(Beginning of Available data)

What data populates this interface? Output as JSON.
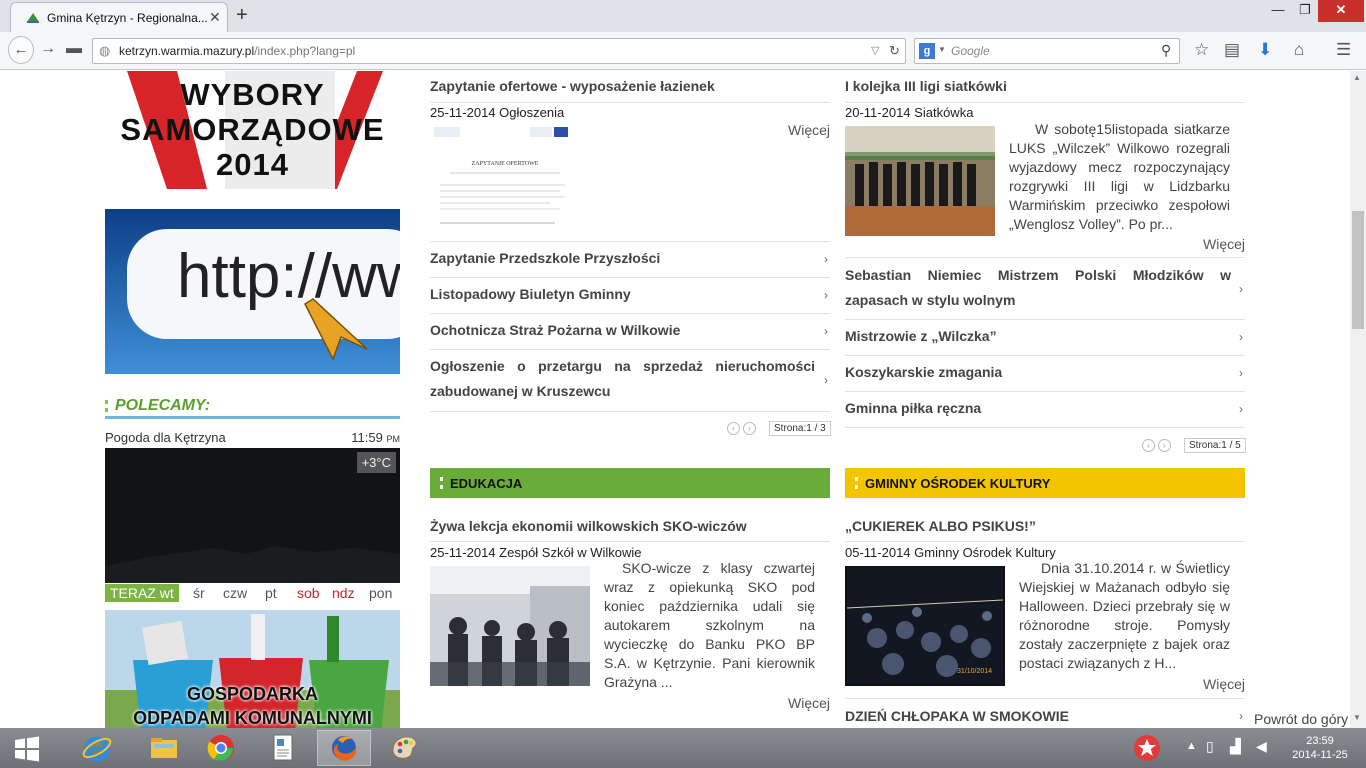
{
  "browser": {
    "tab_title": "Gmina Kętrzyn - Regionalna...",
    "tab_close": "✕",
    "new_tab": "+",
    "window_min": "—",
    "window_max": "❐",
    "window_close": "✕",
    "url_host": "ketrzyn.warmia.mazury.pl",
    "url_path": "/index.php?lang=pl",
    "search_placeholder": "Google",
    "icons": [
      "back-icon",
      "forward-icon",
      "tab-groups-icon",
      "globe-icon",
      "reload-icon",
      "google-icon",
      "search-icon",
      "star-icon",
      "bookmarks-icon",
      "download-icon",
      "home-icon",
      "menu-icon"
    ]
  },
  "sidebar": {
    "wybory_line1": "WYBORY",
    "wybory_line2": "SAMORZĄDOWE",
    "wybory_line3": "2014",
    "http_text": "http://www.",
    "polecamy": "POLECAMY:",
    "weather_title": "Pogoda dla Kętrzyna",
    "weather_time": "11:59",
    "weather_ampm": "PM",
    "temperature": "+3°C",
    "days": {
      "now": "TERAZ wt",
      "d1": "śr",
      "d2": "czw",
      "d3": "pt",
      "d4": "sob",
      "d5": "ndz",
      "d6": "pon"
    },
    "odpady_line1": "GOSPODARKA",
    "odpady_line2": "ODPADAMI KOMUNALNYMI"
  },
  "news_left": {
    "feature_title": "Zapytanie ofertowe - wyposażenie łazienek",
    "feature_date": "25-11-2014",
    "feature_category": "Ogłoszenia",
    "more": "Więcej",
    "doc_heading": "ZAPYTANIE OFERTOWE",
    "items": [
      "Zapytanie Przedszkole Przyszłości",
      "Listopadowy Biuletyn Gminny",
      "Ochotnicza Straż Pożarna w Wilkowie",
      "Ogłoszenie o przetargu na sprzedaż nieruchomości zabudowanej w Kruszewcu"
    ],
    "pager_label": "Strona:",
    "pager_value": "1 / 3"
  },
  "news_right": {
    "feature_title": "I kolejka III ligi siatkówki",
    "feature_date": "20-11-2014",
    "feature_category": "Siatkówka",
    "feature_body": "W sobotę15listopada siatkarze LUKS „Wilczek” Wilkowo rozegrali wyjazdowy mecz rozpoczynający rozgrywki III ligi w Lidzbarku Warmińskim przeciwko zespołowi „Wenglosz Volley”. Po pr...",
    "more": "Więcej",
    "items": [
      "Sebastian Niemiec Mistrzem Polski Młodzików w zapasach w stylu wolnym",
      "Mistrzowie z „Wilczka”",
      "Koszykarskie zmagania",
      "Gminna piłka ręczna"
    ],
    "pager_label": "Strona:",
    "pager_value": "1 / 5"
  },
  "edukacja": {
    "header": "EDUKACJA",
    "title": "Żywa lekcja ekonomii wilkowskich SKO-wiczów",
    "date": "25-11-2014",
    "category": "Zespół Szkół w Wilkowie",
    "body": "SKO-wicze z klasy czwartej wraz z opiekunką SKO pod koniec października udali się autokarem szkolnym na wycieczkę do Banku PKO BP S.A. w Kętrzynie. Pani kierownik Grażyna ...",
    "more": "Więcej"
  },
  "kultura": {
    "header": "GMINNY OŚRODEK KULTURY",
    "title": "„CUKIEREK ALBO PSIKUS!”",
    "date": "05-11-2014",
    "category": "Gminny Ośrodek Kultury",
    "body": "Dnia 31.10.2014 r. w Świetlicy Wiejskiej w Mażanach odbyło się Halloween. Dzieci przebrały się w różnorodne stroje. Pomysły zostały zaczerpnięte z bajek oraz postaci związanych z H...",
    "more": "Więcej",
    "photo_stamp": "31/10/2014",
    "next_title": "DZIEŃ CHŁOPAKA W SMOKOWIE"
  },
  "back_to_top": "Powrót do góry",
  "taskbar": {
    "time": "23:59",
    "date": "2014-11-25",
    "apps": [
      "windows-start",
      "internet-explorer",
      "file-explorer",
      "chrome",
      "documents",
      "firefox",
      "paint"
    ]
  },
  "colors": {
    "edukacja_bar": "#6aac3a",
    "kultura_bar": "#f2c500",
    "polecamy_green": "#5aa02c",
    "polecamy_line": "#6fb7d8",
    "weekend_red": "#c0282d",
    "close_red": "#c9302c"
  }
}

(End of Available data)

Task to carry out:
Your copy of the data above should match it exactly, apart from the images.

Response below:
What data populates this interface? Output as JSON.
{
  "browser": {
    "tab_title": "Gmina Kętrzyn - Regionalna...",
    "tab_close": "✕",
    "new_tab": "+",
    "window_min": "—",
    "window_max": "❐",
    "window_close": "✕",
    "url_host": "ketrzyn.warmia.mazury.pl",
    "url_path": "/index.php?lang=pl",
    "search_placeholder": "Google",
    "icons": [
      "back-icon",
      "forward-icon",
      "tab-groups-icon",
      "globe-icon",
      "reload-icon",
      "google-icon",
      "search-icon",
      "star-icon",
      "bookmarks-icon",
      "download-icon",
      "home-icon",
      "menu-icon"
    ]
  },
  "sidebar": {
    "wybory_line1": "WYBORY",
    "wybory_line2": "SAMORZĄDOWE",
    "wybory_line3": "2014",
    "http_text": "http://www.",
    "polecamy": "POLECAMY:",
    "weather_title": "Pogoda dla Kętrzyna",
    "weather_time": "11:59",
    "weather_ampm": "PM",
    "temperature": "+3°C",
    "days": {
      "now": "TERAZ wt",
      "d1": "śr",
      "d2": "czw",
      "d3": "pt",
      "d4": "sob",
      "d5": "ndz",
      "d6": "pon"
    },
    "odpady_line1": "GOSPODARKA",
    "odpady_line2": "ODPADAMI KOMUNALNYMI"
  },
  "news_left": {
    "feature_title": "Zapytanie ofertowe - wyposażenie łazienek",
    "feature_date": "25-11-2014",
    "feature_category": "Ogłoszenia",
    "more": "Więcej",
    "doc_heading": "ZAPYTANIE OFERTOWE",
    "items": [
      "Zapytanie Przedszkole Przyszłości",
      "Listopadowy Biuletyn Gminny",
      "Ochotnicza Straż Pożarna w Wilkowie",
      "Ogłoszenie o przetargu na sprzedaż nieruchomości zabudowanej w Kruszewcu"
    ],
    "pager_label": "Strona:",
    "pager_value": "1 / 3"
  },
  "news_right": {
    "feature_title": "I kolejka III ligi siatkówki",
    "feature_date": "20-11-2014",
    "feature_category": "Siatkówka",
    "feature_body": "W sobotę15listopada siatkarze LUKS „Wilczek” Wilkowo rozegrali wyjazdowy mecz rozpoczynający rozgrywki III ligi w Lidzbarku Warmińskim przeciwko zespołowi „Wenglosz Volley”. Po pr...",
    "more": "Więcej",
    "items": [
      "Sebastian Niemiec Mistrzem Polski Młodzików w zapasach w stylu wolnym",
      "Mistrzowie z „Wilczka”",
      "Koszykarskie zmagania",
      "Gminna piłka ręczna"
    ],
    "pager_label": "Strona:",
    "pager_value": "1 / 5"
  },
  "edukacja": {
    "header": "EDUKACJA",
    "title": "Żywa lekcja ekonomii wilkowskich SKO-wiczów",
    "date": "25-11-2014",
    "category": "Zespół Szkół w Wilkowie",
    "body": "SKO-wicze z klasy czwartej wraz z opiekunką SKO pod koniec października udali się autokarem szkolnym na wycieczkę do Banku PKO BP S.A. w Kętrzynie. Pani kierownik Grażyna ...",
    "more": "Więcej"
  },
  "kultura": {
    "header": "GMINNY OŚRODEK KULTURY",
    "title": "„CUKIEREK ALBO PSIKUS!”",
    "date": "05-11-2014",
    "category": "Gminny Ośrodek Kultury",
    "body": "Dnia 31.10.2014 r. w Świetlicy Wiejskiej w Mażanach odbyło się Halloween. Dzieci przebrały się w różnorodne stroje. Pomysły zostały zaczerpnięte z bajek oraz postaci związanych z H...",
    "more": "Więcej",
    "photo_stamp": "31/10/2014",
    "next_title": "DZIEŃ CHŁOPAKA W SMOKOWIE"
  },
  "back_to_top": "Powrót do góry",
  "taskbar": {
    "time": "23:59",
    "date": "2014-11-25",
    "apps": [
      "windows-start",
      "internet-explorer",
      "file-explorer",
      "chrome",
      "documents",
      "firefox",
      "paint"
    ]
  },
  "colors": {
    "edukacja_bar": "#6aac3a",
    "kultura_bar": "#f2c500",
    "polecamy_green": "#5aa02c",
    "polecamy_line": "#6fb7d8",
    "weekend_red": "#c0282d",
    "close_red": "#c9302c"
  }
}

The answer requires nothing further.